If you go in the late morning, you will find yourself sitting amongst a pleasant hubbub as deliverymen trundle in big boxes of fresh butter and other organic produce. This must be the reason why all the staff seem so stressed yet glazed, or perhaps that is the role they feel compelled to play - tremendously hectic Parisian boutique operation. It's also very charming how they lay out trays on tables at the back of the cafe (see photo above) and one of the kitchen staff, dressed in apron and black leotard top, lays out steaming quiche fillings or little artisan mini-pizzas. Their kitchen must be small? But the effect is very nice, like eating in the kitchen or cooking in the back garden.
By the time you're onto the second coffee, and Rose's husband tells you that if you drink that much coffee you will explode, a line is stretching out the door for people getting their takeaway lunches, yet the cafe interior stays mostly peacefully empty, save for a couple of local middle-aged women with fashionably make-up free faces, jerky movements and incredibly deep voices, or very tall part-Trinidadian gay man with a large, floppy panama hat reading Le Monde, or the English fashion editor effusing over the delights of Rose cafe on her mobile phone.
46 rue des Martyrs
01 42 82 12 80
goodies on the rue des Martyrs:
Best baguette in Paris from Arnaud Delmontel
(apart from the baguette and pain aux raisins, I also recommend their briochettes, which are either plain or yummy and crunchy with cinnamon and raisins, and a much cheaper alternative to breakfast with Rose. So get a coffee, then walk across the road for a briochette)
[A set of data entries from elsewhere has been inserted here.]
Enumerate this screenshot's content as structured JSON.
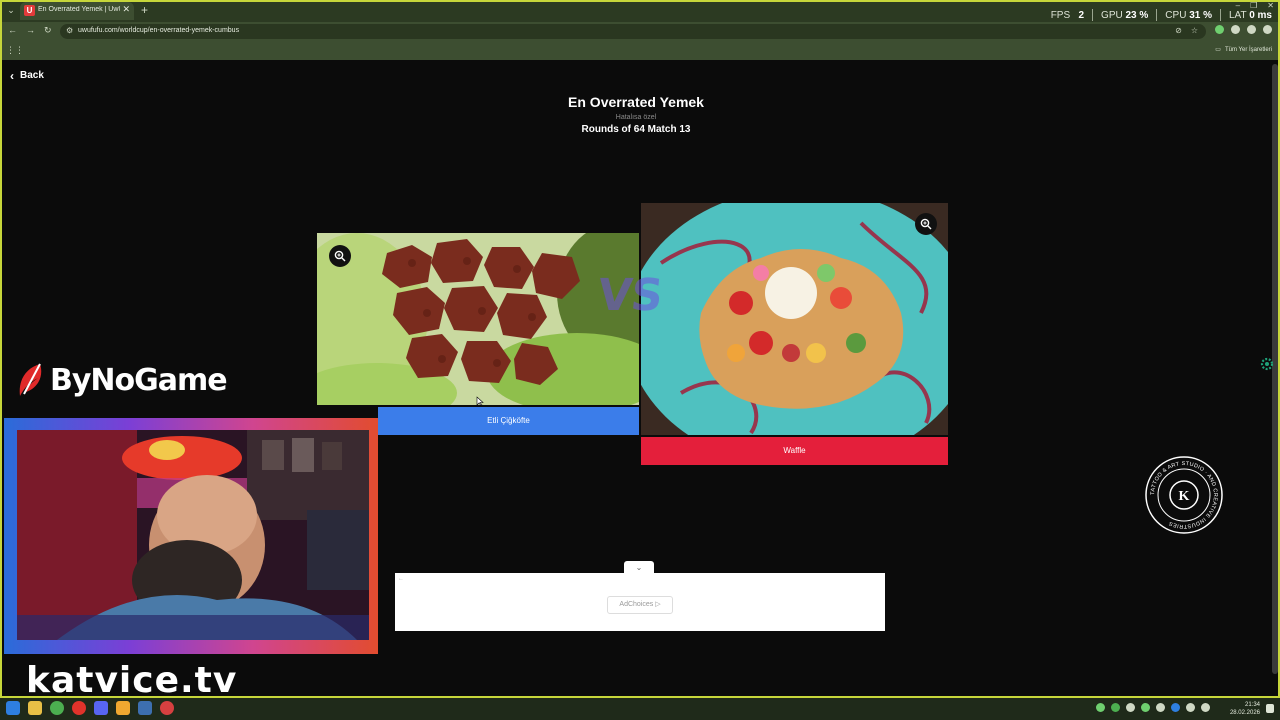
{
  "browser": {
    "tab_title": "En Overrated Yemek | UwUFUFU",
    "favicon_letter": "U",
    "url": "uwufufu.com/worldcup/en-overrated-yemek-cumbus",
    "bookmarks_all": "Tüm Yer İşaretleri"
  },
  "perf": {
    "fps_label": "FPS",
    "fps_value": "2",
    "gpu_label": "GPU",
    "gpu_value": "23 %",
    "cpu_label": "CPU",
    "cpu_value": "31 %",
    "lat_label": "LAT",
    "lat_value": "0 ms"
  },
  "page": {
    "back_label": "Back",
    "title": "En Overrated Yemek",
    "subtitle": "Hatalısa özel",
    "round_label": "Rounds of 64 Match 13",
    "vs": "VS"
  },
  "candidates": [
    {
      "name": "Etli Çiğköfte",
      "color": "#3b7dea"
    },
    {
      "name": "Waffle",
      "color": "#e41f3b"
    }
  ],
  "ad": {
    "choices_label": "AdChoices"
  },
  "overlay": {
    "logo_text": "ByNoGame",
    "watermark": "katvice.tv",
    "stamp_text": "TATTOO & ART STUDIO · AND CREATIVE INDUSTRIES",
    "stamp_letter": "K"
  },
  "taskbar": {
    "time": "21:34",
    "date": "28.02.2026"
  }
}
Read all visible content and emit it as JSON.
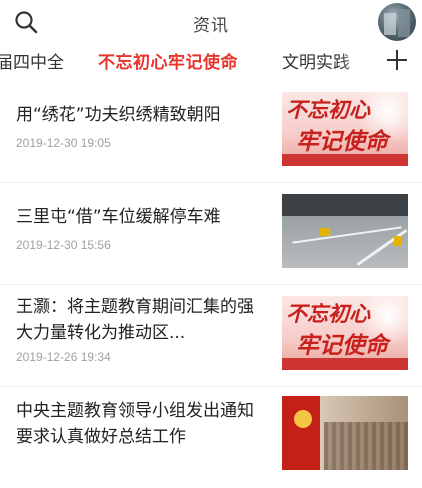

The paper bag containing the baguette says something about the breadmaking conforming to "de Pain de Tradition Francaise", using the correct proportions and flour etc, with no additives: only 'farine de froment type 55, farine de blemalte, eau, sel, levure.'
"La saveur d'une bonne baguette doit etre ni fade, ni trop salée, ni acide, pour ne pas contrarier les mets qu'elle accompagne.
La mie d'une bonne baguette a l'ancienne doit etre créme, longue, l'aveolage sauvage et irrégulier, la crout réélle, bien dorée, afin que le caramel de cette croute s'allie á la saveur de la mie..."
"Vous jugerey également la qualité de cette baguette á sa bonne conservation."
Yet more praline-dusted baked goodies:
Fromager on the rue des Martyrs: